Everything in the data that follows should be given again verbatim, except the images.

Records for this task:
━━━━━━━━━━━━━━━━━━━━

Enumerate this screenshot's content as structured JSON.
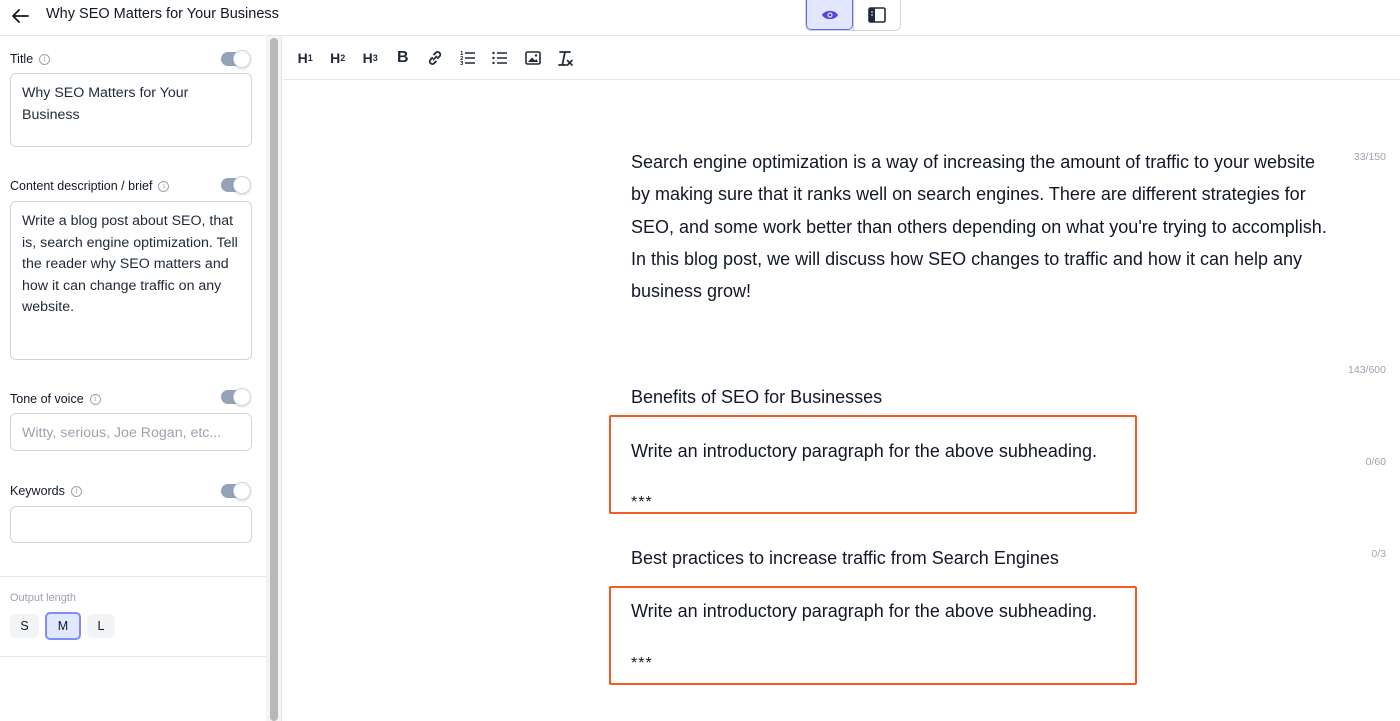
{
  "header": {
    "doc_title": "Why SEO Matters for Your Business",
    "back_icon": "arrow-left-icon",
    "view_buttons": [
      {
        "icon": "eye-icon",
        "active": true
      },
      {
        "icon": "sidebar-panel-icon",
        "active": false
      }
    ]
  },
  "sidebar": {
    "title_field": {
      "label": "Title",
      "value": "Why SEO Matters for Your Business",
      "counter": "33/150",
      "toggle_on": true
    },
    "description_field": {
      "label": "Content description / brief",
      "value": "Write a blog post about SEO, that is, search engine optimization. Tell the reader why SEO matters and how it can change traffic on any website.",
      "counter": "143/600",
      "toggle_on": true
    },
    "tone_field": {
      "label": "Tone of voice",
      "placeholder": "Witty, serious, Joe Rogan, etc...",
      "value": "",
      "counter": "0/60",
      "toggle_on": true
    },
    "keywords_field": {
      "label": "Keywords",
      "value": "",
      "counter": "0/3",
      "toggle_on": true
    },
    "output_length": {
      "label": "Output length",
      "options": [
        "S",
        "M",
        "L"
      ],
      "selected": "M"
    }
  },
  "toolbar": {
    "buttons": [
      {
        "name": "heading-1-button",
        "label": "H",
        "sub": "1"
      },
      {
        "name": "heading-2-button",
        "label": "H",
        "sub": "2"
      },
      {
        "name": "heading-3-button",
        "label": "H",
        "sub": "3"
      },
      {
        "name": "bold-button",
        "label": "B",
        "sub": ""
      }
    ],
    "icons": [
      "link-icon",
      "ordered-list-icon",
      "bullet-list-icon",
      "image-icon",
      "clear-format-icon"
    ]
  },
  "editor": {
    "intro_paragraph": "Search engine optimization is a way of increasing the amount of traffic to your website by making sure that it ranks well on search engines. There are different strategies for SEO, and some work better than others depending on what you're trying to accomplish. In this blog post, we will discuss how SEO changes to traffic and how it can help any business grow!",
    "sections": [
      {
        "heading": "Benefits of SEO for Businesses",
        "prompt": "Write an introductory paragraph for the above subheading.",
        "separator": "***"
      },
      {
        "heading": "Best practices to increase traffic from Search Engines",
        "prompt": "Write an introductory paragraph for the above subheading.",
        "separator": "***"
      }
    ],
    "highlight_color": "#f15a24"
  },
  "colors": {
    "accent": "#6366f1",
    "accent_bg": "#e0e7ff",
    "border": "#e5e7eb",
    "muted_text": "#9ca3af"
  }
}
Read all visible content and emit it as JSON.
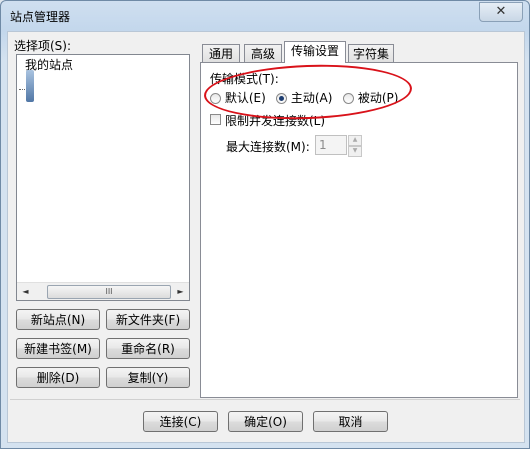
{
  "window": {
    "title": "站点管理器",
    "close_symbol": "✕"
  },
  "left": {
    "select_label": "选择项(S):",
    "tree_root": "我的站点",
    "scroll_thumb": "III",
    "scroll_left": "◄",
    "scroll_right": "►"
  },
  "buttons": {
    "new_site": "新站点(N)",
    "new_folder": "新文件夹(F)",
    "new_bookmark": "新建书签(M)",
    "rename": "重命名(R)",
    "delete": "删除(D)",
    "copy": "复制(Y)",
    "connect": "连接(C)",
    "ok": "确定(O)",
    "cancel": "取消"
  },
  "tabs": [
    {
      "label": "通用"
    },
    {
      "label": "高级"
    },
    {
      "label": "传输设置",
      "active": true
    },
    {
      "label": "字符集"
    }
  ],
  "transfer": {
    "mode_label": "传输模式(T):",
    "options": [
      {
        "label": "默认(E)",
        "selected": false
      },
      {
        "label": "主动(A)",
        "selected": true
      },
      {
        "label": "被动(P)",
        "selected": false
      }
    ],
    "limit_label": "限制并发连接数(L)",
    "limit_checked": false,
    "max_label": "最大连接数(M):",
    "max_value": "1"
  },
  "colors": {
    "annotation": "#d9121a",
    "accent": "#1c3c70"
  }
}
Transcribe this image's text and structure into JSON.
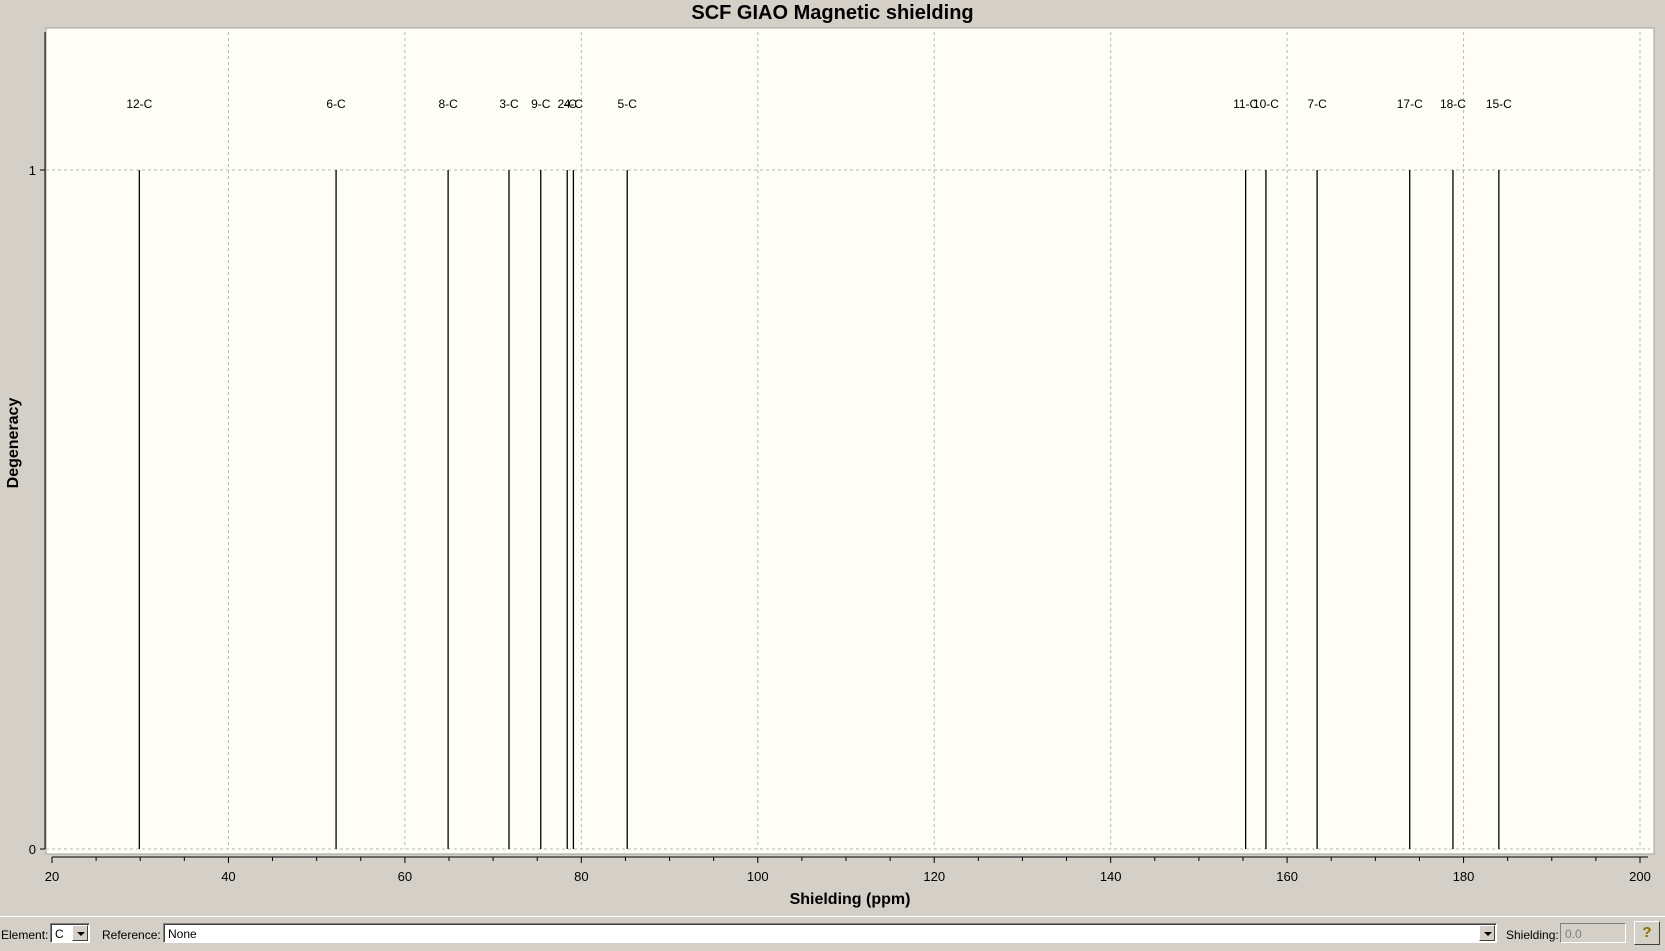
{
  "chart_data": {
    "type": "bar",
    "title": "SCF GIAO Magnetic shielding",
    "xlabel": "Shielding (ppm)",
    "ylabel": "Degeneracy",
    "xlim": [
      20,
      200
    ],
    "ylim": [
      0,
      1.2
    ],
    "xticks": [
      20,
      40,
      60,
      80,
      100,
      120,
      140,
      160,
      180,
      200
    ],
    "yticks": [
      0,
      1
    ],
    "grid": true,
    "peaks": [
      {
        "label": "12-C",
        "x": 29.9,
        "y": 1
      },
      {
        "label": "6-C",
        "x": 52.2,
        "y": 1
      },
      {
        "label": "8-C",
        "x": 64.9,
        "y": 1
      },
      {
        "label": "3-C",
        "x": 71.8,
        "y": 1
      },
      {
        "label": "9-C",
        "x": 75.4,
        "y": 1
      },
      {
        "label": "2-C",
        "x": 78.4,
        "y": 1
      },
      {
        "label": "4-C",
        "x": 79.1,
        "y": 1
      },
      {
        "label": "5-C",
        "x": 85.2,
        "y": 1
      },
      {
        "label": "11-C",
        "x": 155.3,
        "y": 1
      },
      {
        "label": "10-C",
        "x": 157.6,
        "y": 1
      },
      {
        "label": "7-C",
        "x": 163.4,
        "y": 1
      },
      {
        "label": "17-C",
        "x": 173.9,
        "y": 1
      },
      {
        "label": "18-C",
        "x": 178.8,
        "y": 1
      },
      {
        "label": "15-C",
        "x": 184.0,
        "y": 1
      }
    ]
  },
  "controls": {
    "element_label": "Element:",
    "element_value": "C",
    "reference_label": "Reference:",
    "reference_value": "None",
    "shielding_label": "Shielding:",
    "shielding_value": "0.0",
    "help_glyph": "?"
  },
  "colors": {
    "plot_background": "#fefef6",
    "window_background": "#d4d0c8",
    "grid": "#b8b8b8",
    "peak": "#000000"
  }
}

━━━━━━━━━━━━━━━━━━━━

Response area:
Enumerate this screenshot's content as structured JSON.
{
  "header": {
    "doc_title": "Why SEO Matters for Your Business",
    "back_icon": "arrow-left-icon",
    "view_buttons": [
      {
        "icon": "eye-icon",
        "active": true
      },
      {
        "icon": "sidebar-panel-icon",
        "active": false
      }
    ]
  },
  "sidebar": {
    "title_field": {
      "label": "Title",
      "value": "Why SEO Matters for Your Business",
      "counter": "33/150",
      "toggle_on": true
    },
    "description_field": {
      "label": "Content description / brief",
      "value": "Write a blog post about SEO, that is, search engine optimization. Tell the reader why SEO matters and how it can change traffic on any website.",
      "counter": "143/600",
      "toggle_on": true
    },
    "tone_field": {
      "label": "Tone of voice",
      "placeholder": "Witty, serious, Joe Rogan, etc...",
      "value": "",
      "counter": "0/60",
      "toggle_on": true
    },
    "keywords_field": {
      "label": "Keywords",
      "value": "",
      "counter": "0/3",
      "toggle_on": true
    },
    "output_length": {
      "label": "Output length",
      "options": [
        "S",
        "M",
        "L"
      ],
      "selected": "M"
    }
  },
  "toolbar": {
    "buttons": [
      {
        "name": "heading-1-button",
        "label": "H",
        "sub": "1"
      },
      {
        "name": "heading-2-button",
        "label": "H",
        "sub": "2"
      },
      {
        "name": "heading-3-button",
        "label": "H",
        "sub": "3"
      },
      {
        "name": "bold-button",
        "label": "B",
        "sub": ""
      }
    ],
    "icons": [
      "link-icon",
      "ordered-list-icon",
      "bullet-list-icon",
      "image-icon",
      "clear-format-icon"
    ]
  },
  "editor": {
    "intro_paragraph": "Search engine optimization is a way of increasing the amount of traffic to your website by making sure that it ranks well on search engines. There are different strategies for SEO, and some work better than others depending on what you're trying to accomplish. In this blog post, we will discuss how SEO changes to traffic and how it can help any business grow!",
    "sections": [
      {
        "heading": "Benefits of SEO for Businesses",
        "prompt": "Write an introductory paragraph for the above subheading.",
        "separator": "***"
      },
      {
        "heading": "Best practices to increase traffic from Search Engines",
        "prompt": "Write an introductory paragraph for the above subheading.",
        "separator": "***"
      }
    ],
    "highlight_color": "#f15a24"
  },
  "colors": {
    "accent": "#6366f1",
    "accent_bg": "#e0e7ff",
    "border": "#e5e7eb",
    "muted_text": "#9ca3af"
  }
}
Read all visible content and emit it as JSON.
{
  "window": {
    "title": "站点管理器",
    "close_symbol": "✕"
  },
  "left": {
    "select_label": "选择项(S):",
    "tree_root": "我的站点",
    "scroll_thumb": "III",
    "scroll_left": "◄",
    "scroll_right": "►"
  },
  "buttons": {
    "new_site": "新站点(N)",
    "new_folder": "新文件夹(F)",
    "new_bookmark": "新建书签(M)",
    "rename": "重命名(R)",
    "delete": "删除(D)",
    "copy": "复制(Y)",
    "connect": "连接(C)",
    "ok": "确定(O)",
    "cancel": "取消"
  },
  "tabs": [
    {
      "label": "通用"
    },
    {
      "label": "高级"
    },
    {
      "label": "传输设置",
      "active": true
    },
    {
      "label": "字符集"
    }
  ],
  "transfer": {
    "mode_label": "传输模式(T):",
    "options": [
      {
        "label": "默认(E)",
        "selected": false
      },
      {
        "label": "主动(A)",
        "selected": true
      },
      {
        "label": "被动(P)",
        "selected": false
      }
    ],
    "limit_label": "限制并发连接数(L)",
    "limit_checked": false,
    "max_label": "最大连接数(M):",
    "max_value": "1"
  },
  "colors": {
    "annotation": "#d9121a",
    "accent": "#1c3c70"
  }
}
Transcribe this image's text and structure into JSON.
{
  "chart_data": {
    "type": "bar",
    "title": "SCF GIAO Magnetic shielding",
    "xlabel": "Shielding (ppm)",
    "ylabel": "Degeneracy",
    "xlim": [
      20,
      200
    ],
    "ylim": [
      0,
      1.2
    ],
    "xticks": [
      20,
      40,
      60,
      80,
      100,
      120,
      140,
      160,
      180,
      200
    ],
    "yticks": [
      0,
      1
    ],
    "grid": true,
    "peaks": [
      {
        "label": "12-C",
        "x": 29.9,
        "y": 1
      },
      {
        "label": "6-C",
        "x": 52.2,
        "y": 1
      },
      {
        "label": "8-C",
        "x": 64.9,
        "y": 1
      },
      {
        "label": "3-C",
        "x": 71.8,
        "y": 1
      },
      {
        "label": "9-C",
        "x": 75.4,
        "y": 1
      },
      {
        "label": "2-C",
        "x": 78.4,
        "y": 1
      },
      {
        "label": "4-C",
        "x": 79.1,
        "y": 1
      },
      {
        "label": "5-C",
        "x": 85.2,
        "y": 1
      },
      {
        "label": "11-C",
        "x": 155.3,
        "y": 1
      },
      {
        "label": "10-C",
        "x": 157.6,
        "y": 1
      },
      {
        "label": "7-C",
        "x": 163.4,
        "y": 1
      },
      {
        "label": "17-C",
        "x": 173.9,
        "y": 1
      },
      {
        "label": "18-C",
        "x": 178.8,
        "y": 1
      },
      {
        "label": "15-C",
        "x": 184.0,
        "y": 1
      }
    ]
  },
  "controls": {
    "element_label": "Element:",
    "element_value": "C",
    "reference_label": "Reference:",
    "reference_value": "None",
    "shielding_label": "Shielding:",
    "shielding_value": "0.0",
    "help_glyph": "?"
  },
  "colors": {
    "plot_background": "#fefef6",
    "window_background": "#d4d0c8",
    "grid": "#b8b8b8",
    "peak": "#000000"
  }
}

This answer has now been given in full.